Returning to themes of health care reform- and governance reform as a whole- one interesting aspect of the health care debate in the United States was the way opinion polls were thrown around like confetti at a wedding.
Both sides were quick to use different opinion polls for their own ends and there were enough of them to give comfort to just about anybody wherever they were situated on the spectrum of the debate.
However on balance, opinion polls suggested that most Americans were lukewarm on the health care reform bill.
Much of the opposition might have come from the fact that Republicans had spread a lot of misinformation about it (‘death panels’ being one obvious one) but despite that, opponents of the bill could argue that they had the will of the people at heart.
Supporters of the bill could argue that governing is a lot more complex than just acting on the latest opinion poll.
Both sides had a point, although those who use opinion polls to press their arguments would have to be prepared to do so all the time, even when the weight of public opinion is not on their side.
The peculiar nature of opinion polls was brought home to me by an American political writer who noted that in reality, the fact that there was substantial opposition to the health care bill was merely a very temporary reflection of the situation.
Once health care reform was passed, opinion polls changed to reflect this and the tables were turned. In other words, the percentage of people favorable to the bill increased once the bill was passed. In passing, it gained the kind of legitimacy that it did not have before.
And that’s one of the things I’ve always found so fascinating about opinion polls- how fluid they are, and how complex an endeavor it is to create them.
In a world of randomness, opinion polls give us a glorious example of mankind’s desire to make patterns out of chaos. It is an admirable undertaking, despite the fact that such polls are often turned into political footballs.
But opinion polls face a few problems as accurate gauges of conveying what people think. For one, they are unlikely to reveal the information gap between decision-makers and the public.
The random sample of the population doesn’t reveal how much people know, and prejudice is judged as highly as objectivity.
This becomes an obvious problem once politicians try to play ‘follow the polls’ politics. Infact if one was being uncharitable, it could be said that one thing opinion polls truly gauge is how little people know about what is going on.
And this rarely gives politicians an incentive to govern better.
Furthermore, as I noted earlier, opinion polls can be very temporary constructs that can change for the simplest of reasons.
With the health care bill, the numbers shifted dramatically after it passed and it seemed like the United States had been behind it all along. Yet somehow the fact that the bill was passed was deemed a good enough reason for many to change their minds.
If that is the way a certain percentage of the public make their decisions, those in power could see unfriendly opinion polls as a minor inconvenience.
As long as they can handle all the behind-the-scenes political maneuvering to get an unpopular bit of legislation passed, then they will feel that the public will fall in line soon after.

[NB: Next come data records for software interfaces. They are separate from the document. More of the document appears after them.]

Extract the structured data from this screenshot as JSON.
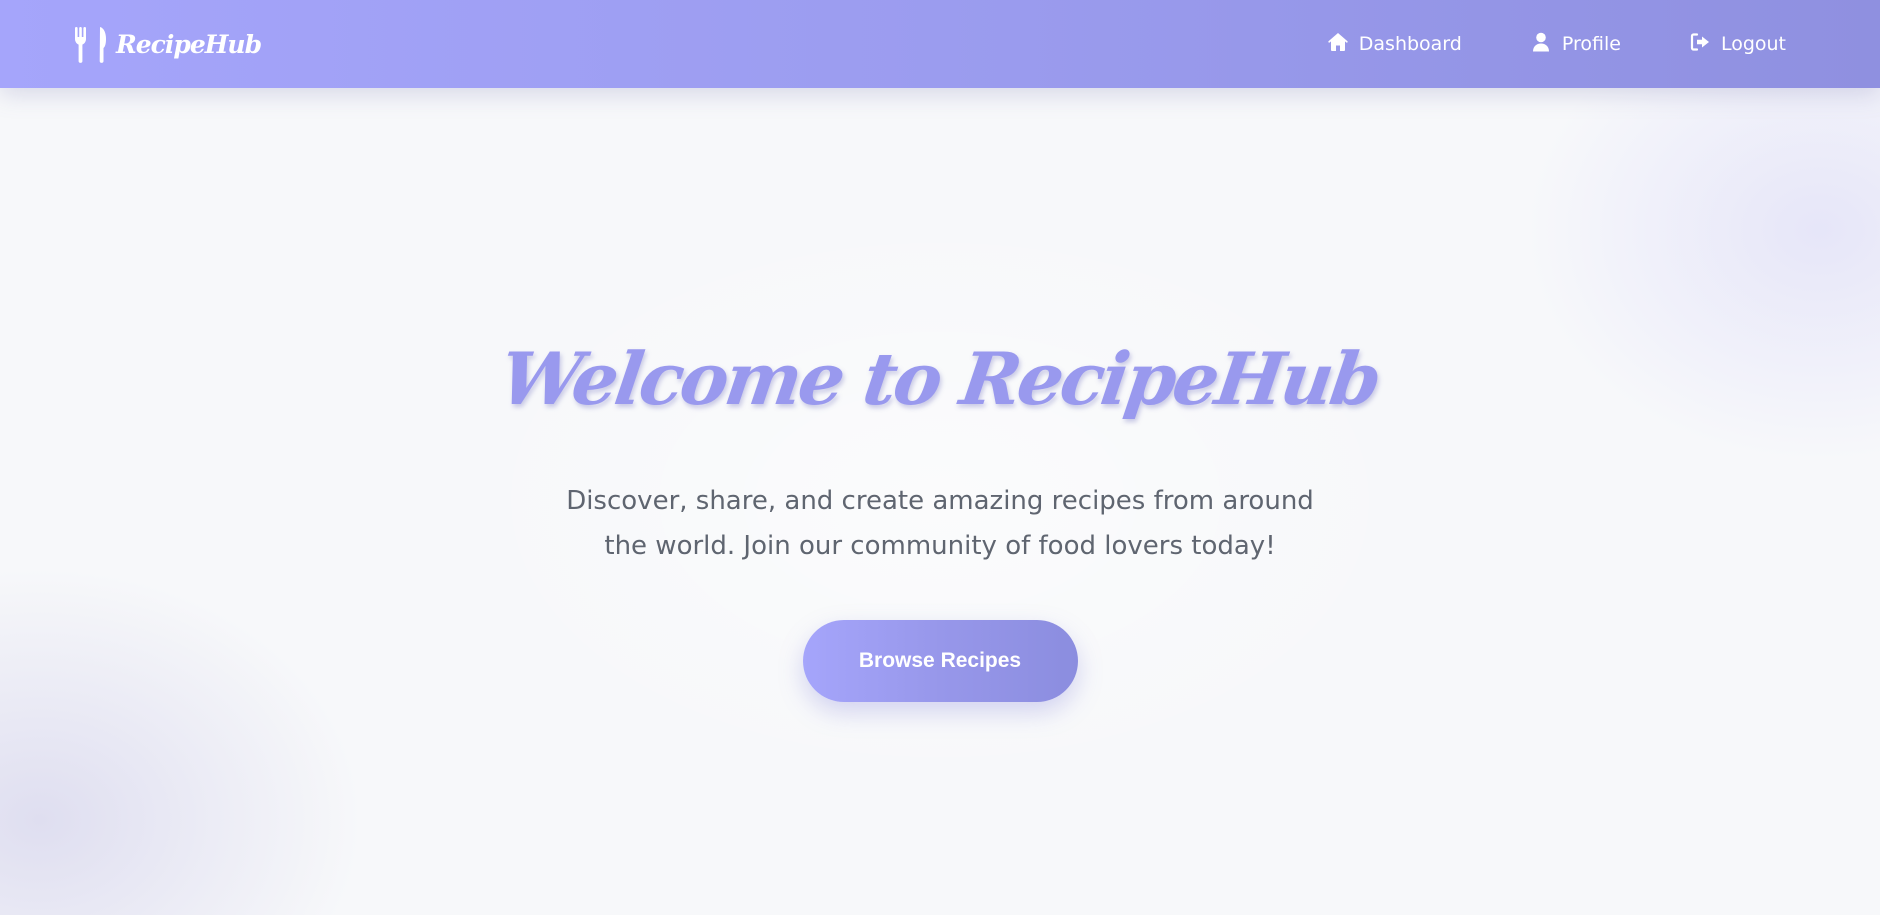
{
  "navbar": {
    "brand": {
      "icon": "utensils-icon",
      "name": "RecipeHub"
    },
    "links": [
      {
        "icon": "home-icon",
        "label": "Dashboard"
      },
      {
        "icon": "user-icon",
        "label": "Profile"
      },
      {
        "icon": "logout-icon",
        "label": "Logout"
      }
    ]
  },
  "hero": {
    "title": "Welcome to RecipeHub",
    "subtitle": "Discover, share, and create amazing recipes from around the world. Join our community of food lovers today!",
    "cta_label": "Browse Recipes"
  },
  "colors": {
    "accent_start": "#a5a5fb",
    "accent_end": "#8f90e0",
    "title": "#9999ee",
    "body_text": "#5f6570",
    "background": "#f7f8fa"
  }
}
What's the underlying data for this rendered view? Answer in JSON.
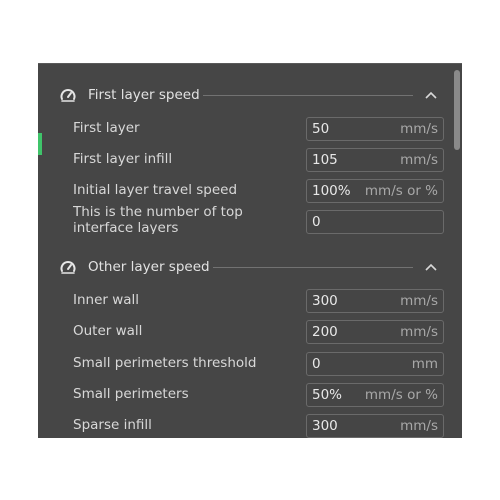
{
  "sections": [
    {
      "title": "First layer speed",
      "icon": "speedometer-icon",
      "collapse_icon": "chevron-up-icon",
      "rows": [
        {
          "label": "First layer",
          "value": "50",
          "unit": "mm/s"
        },
        {
          "label": "First layer infill",
          "value": "105",
          "unit": "mm/s"
        },
        {
          "label": "Initial layer travel speed",
          "value": "100%",
          "unit": "mm/s or %"
        },
        {
          "label": "This is the number of top interface layers",
          "value": "0",
          "unit": ""
        }
      ]
    },
    {
      "title": "Other layer speed",
      "icon": "speedometer-icon",
      "collapse_icon": "chevron-up-icon",
      "rows": [
        {
          "label": "Inner wall",
          "value": "300",
          "unit": "mm/s"
        },
        {
          "label": "Outer wall",
          "value": "200",
          "unit": "mm/s"
        },
        {
          "label": "Small perimeters threshold",
          "value": "0",
          "unit": "mm"
        },
        {
          "label": "Small perimeters",
          "value": "50%",
          "unit": "mm/s or %"
        },
        {
          "label": "Sparse infill",
          "value": "300",
          "unit": "mm/s"
        }
      ]
    }
  ],
  "colors": {
    "panel_bg": "#464646",
    "accent": "#3fc46a",
    "text": "#d8d8d8",
    "unit_text": "#a8a8a8"
  }
}
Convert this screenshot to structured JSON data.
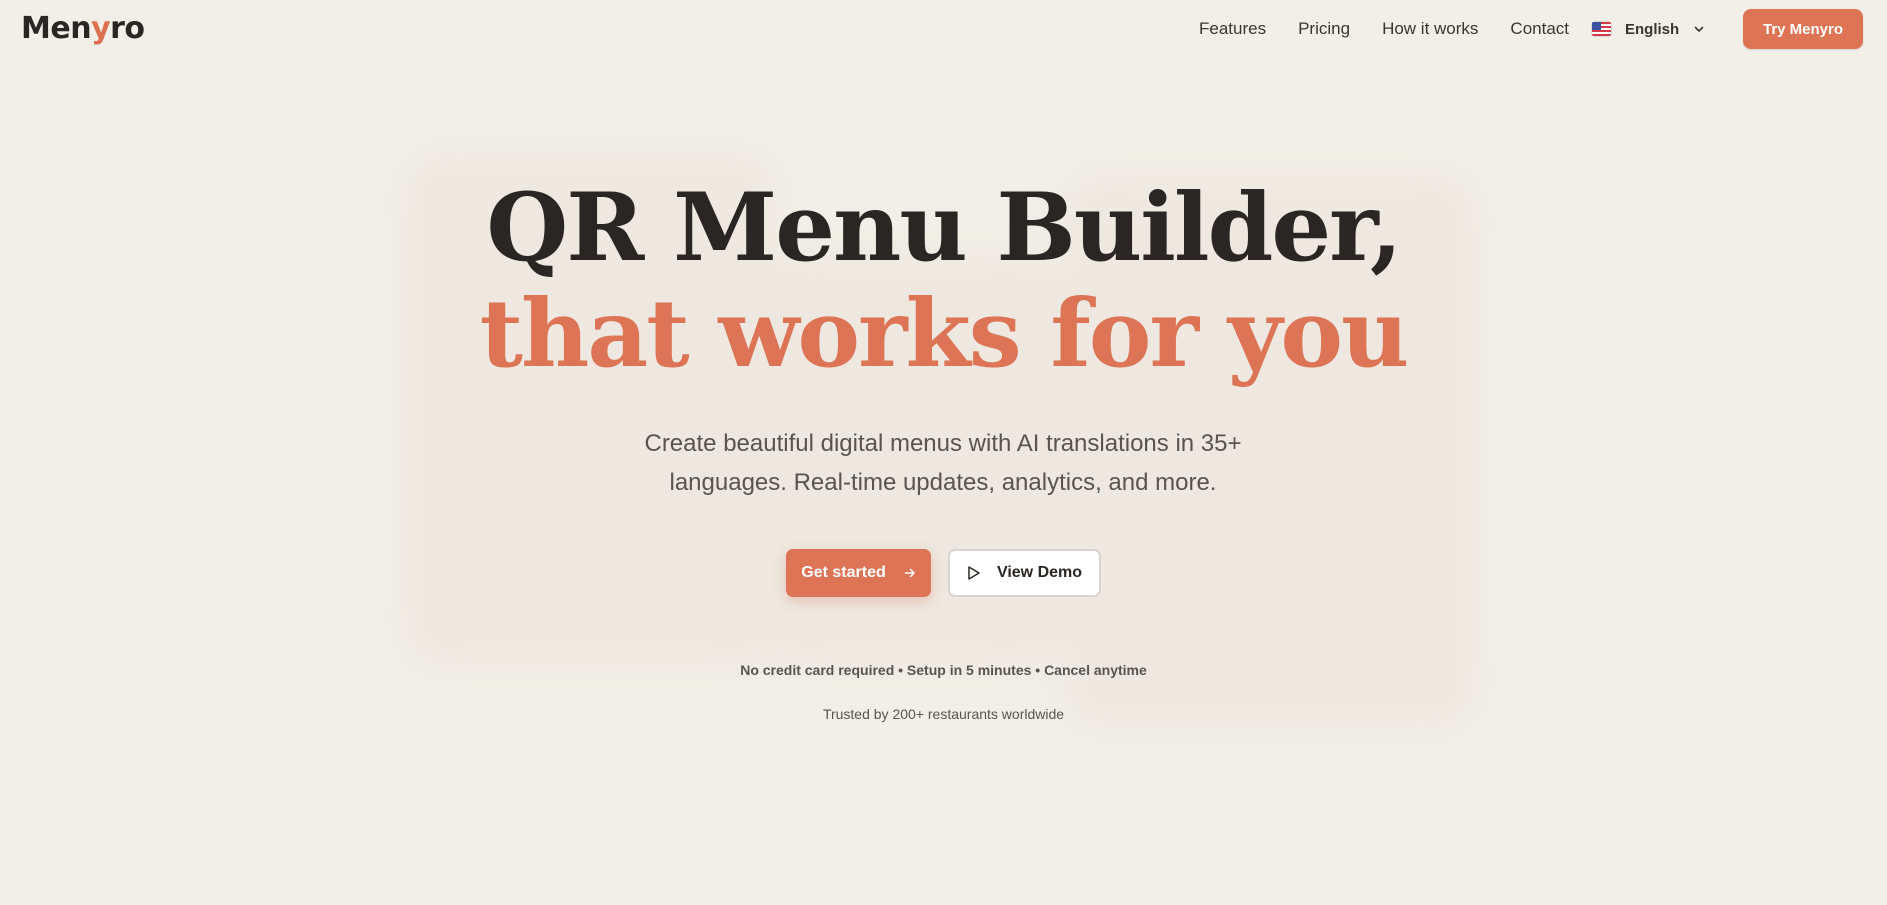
{
  "header": {
    "logo_prefix": "Men",
    "logo_accent": "y",
    "logo_suffix": "ro",
    "nav": [
      {
        "label": "Features"
      },
      {
        "label": "Pricing"
      },
      {
        "label": "How it works"
      },
      {
        "label": "Contact"
      }
    ],
    "language": {
      "flag_icon": "us-flag-icon",
      "label": "English",
      "chevron_icon": "chevron-down-icon"
    },
    "cta_label": "Try Menyro"
  },
  "hero": {
    "title_line1": "QR Menu Builder,",
    "title_line2": "that works for you",
    "subtitle": "Create beautiful digital menus with AI translations in 35+ languages. Real-time updates, analytics, and more.",
    "primary_button": "Get started",
    "primary_icon": "arrow-right-icon",
    "secondary_button": "View Demo",
    "secondary_icon": "play-icon",
    "note": "No credit card required • Setup in 5 minutes • Cancel anytime",
    "trusted": "Trusted by 200+ restaurants worldwide"
  },
  "colors": {
    "background": "#f2efe8",
    "accent": "#dc7455",
    "text": "#2a2623",
    "muted": "#5a5450"
  }
}
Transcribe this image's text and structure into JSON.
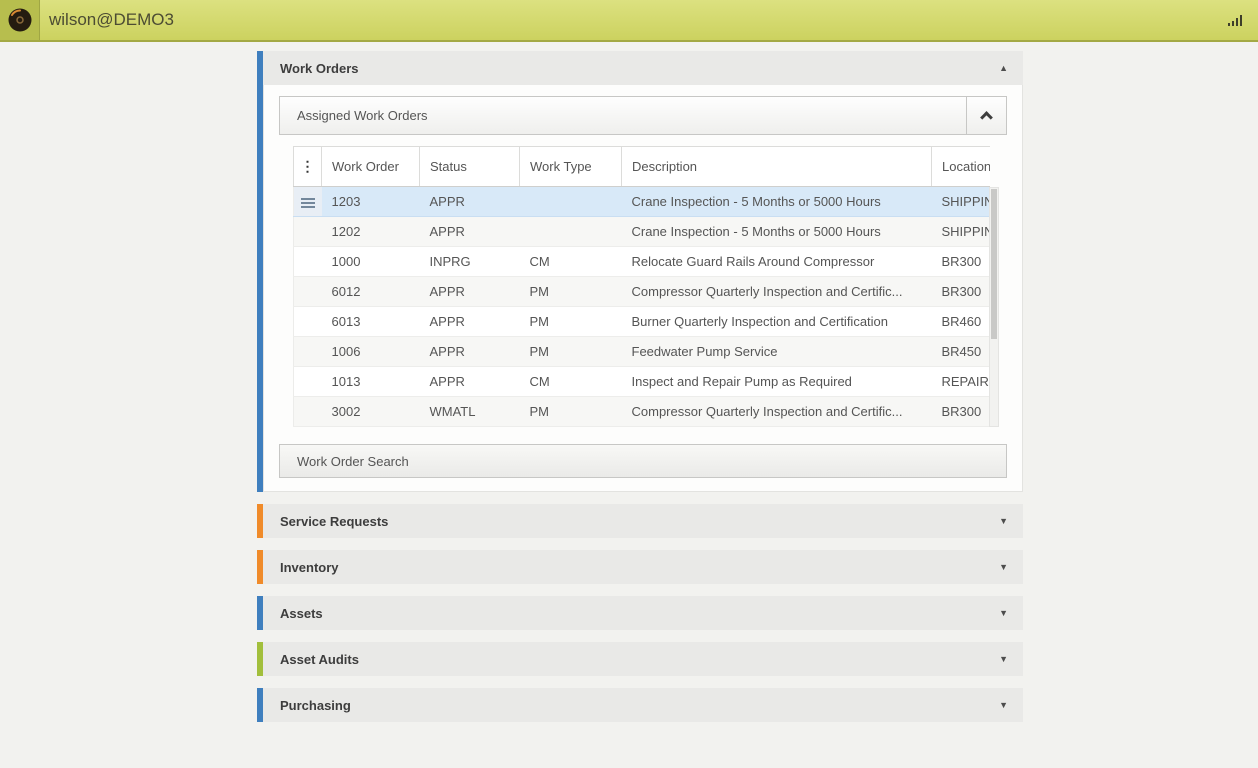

Of course opinion polls can never be a true reflection of what society thinks. They can never reveal any underlying issues that motivate people’s ideas or the psychological quirks that would provide helpful commentary.
Despite those flaws, I think it is a very interesting insight into how governance and public will interact, and it forces us to confront what public opinion really means.
Minega Isibo is a lawyer